Ok so the levels are named backwards, compared how the are laid out in the user interface. When you scroll through the modes it goes from low to high. Anyway here's mode 4, which is technically the first mode you come to when turning it on. For a detailed step-by-step operation on how to use the user interface check out the video. I go over everything. Also I was not able to detect PWM on any level- which is awesome. To check for PWM I turn the lights off and aim it at a fan blade or running water. I am usually sensitive to noticing PWM, and don't like it in a flashlight- unless it's a very high frequency.








14233819110_6c98ceaa88_c.jpg




14417062251_720dffb89a_c.jpg




14440601663_32b899e7af_c.jpg




14417064821_a609882568_c.jpg

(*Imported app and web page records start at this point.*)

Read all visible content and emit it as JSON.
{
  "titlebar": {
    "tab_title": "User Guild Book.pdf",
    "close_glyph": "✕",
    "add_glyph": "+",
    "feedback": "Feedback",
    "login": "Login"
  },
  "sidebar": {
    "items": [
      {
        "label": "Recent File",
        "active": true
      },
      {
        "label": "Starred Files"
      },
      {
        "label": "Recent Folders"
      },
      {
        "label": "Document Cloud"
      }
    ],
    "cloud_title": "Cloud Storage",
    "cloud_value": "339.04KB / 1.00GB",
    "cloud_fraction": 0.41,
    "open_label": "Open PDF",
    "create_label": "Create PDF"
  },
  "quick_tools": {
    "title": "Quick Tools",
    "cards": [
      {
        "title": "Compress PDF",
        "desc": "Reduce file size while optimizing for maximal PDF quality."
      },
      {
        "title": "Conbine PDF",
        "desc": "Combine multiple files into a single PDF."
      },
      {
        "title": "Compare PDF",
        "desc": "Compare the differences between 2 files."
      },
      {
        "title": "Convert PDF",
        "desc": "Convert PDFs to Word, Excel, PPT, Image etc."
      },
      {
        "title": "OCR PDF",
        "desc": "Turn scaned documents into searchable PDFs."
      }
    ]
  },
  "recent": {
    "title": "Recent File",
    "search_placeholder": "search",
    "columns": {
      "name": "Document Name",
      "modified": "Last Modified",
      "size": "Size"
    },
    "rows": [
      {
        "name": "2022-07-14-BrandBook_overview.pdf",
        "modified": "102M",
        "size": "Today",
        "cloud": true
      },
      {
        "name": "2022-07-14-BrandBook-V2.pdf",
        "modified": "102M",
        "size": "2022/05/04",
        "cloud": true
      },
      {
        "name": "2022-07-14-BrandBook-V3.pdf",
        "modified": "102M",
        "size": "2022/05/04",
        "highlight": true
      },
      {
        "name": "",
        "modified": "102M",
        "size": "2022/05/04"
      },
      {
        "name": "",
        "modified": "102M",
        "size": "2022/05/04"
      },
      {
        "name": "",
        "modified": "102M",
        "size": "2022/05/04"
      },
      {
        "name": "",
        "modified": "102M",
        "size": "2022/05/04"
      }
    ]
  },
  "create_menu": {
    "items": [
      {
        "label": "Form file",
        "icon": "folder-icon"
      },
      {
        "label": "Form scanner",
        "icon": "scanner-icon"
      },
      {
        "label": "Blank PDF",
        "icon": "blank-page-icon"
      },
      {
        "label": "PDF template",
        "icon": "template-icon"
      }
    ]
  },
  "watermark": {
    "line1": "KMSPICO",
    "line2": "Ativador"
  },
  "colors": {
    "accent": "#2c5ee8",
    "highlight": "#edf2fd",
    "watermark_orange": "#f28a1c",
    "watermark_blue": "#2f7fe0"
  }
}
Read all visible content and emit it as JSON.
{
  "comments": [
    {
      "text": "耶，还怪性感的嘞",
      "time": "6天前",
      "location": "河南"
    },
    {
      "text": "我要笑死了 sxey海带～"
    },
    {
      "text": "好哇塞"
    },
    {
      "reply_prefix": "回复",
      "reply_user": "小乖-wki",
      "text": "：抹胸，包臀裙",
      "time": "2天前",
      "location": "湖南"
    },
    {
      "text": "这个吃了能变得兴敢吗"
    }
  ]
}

Here are a few comparisons between other lights I own. All are similar sized lights, some rated lower and some rated higher in output. I feel that considering the manufacturer rated output of all lights, the DS10 is pretty close to the 300 lumens claim. For reference, the Fenix is 117 lumens, the Spark 280, the Sunwayman 500.








14232071720_e5f43717bd_c.jpg




14233549517_937e2f870e_c.jpg




14416638781_904db392f1_c.jpg




14419991655_91e5ae0868_c.jpg




14396876716_68443c7e2b_c.jpg









Ok, what about the runtimes? There is a detailed account in the video along with brightness levels, but heres what I found when testing the lights. I used the Keeppower 700mah seen in the picture to get these runtimes.


Level 4... 76 hours before it shuts off. There doesn't seem to be any sort of step down.
Level 3... 4 hours 30 minutes (tested twice with nearly the same result).
Level 2... 2 hours before cut off.
Level 1... Total time 1 hour 16 minutes with stepdown at 53 minutes. At the 53 minute mark the red low voltage light begins flashing. At this point the battery reads 3.45v.




So that about wraps it up. If I could sum it up in just two sentences, it would be this. The mode spacing needs improvement. The DS10 is a great, high quality EDC light that is very versatile.
 
Last edited:
B

Bullzeyebill

Moderator
Staff member
Joined
Feb 21, 2003
Messages
12,166
Location
CA
Moving this to the Flashlight Reviews forum.

Bill
 
Top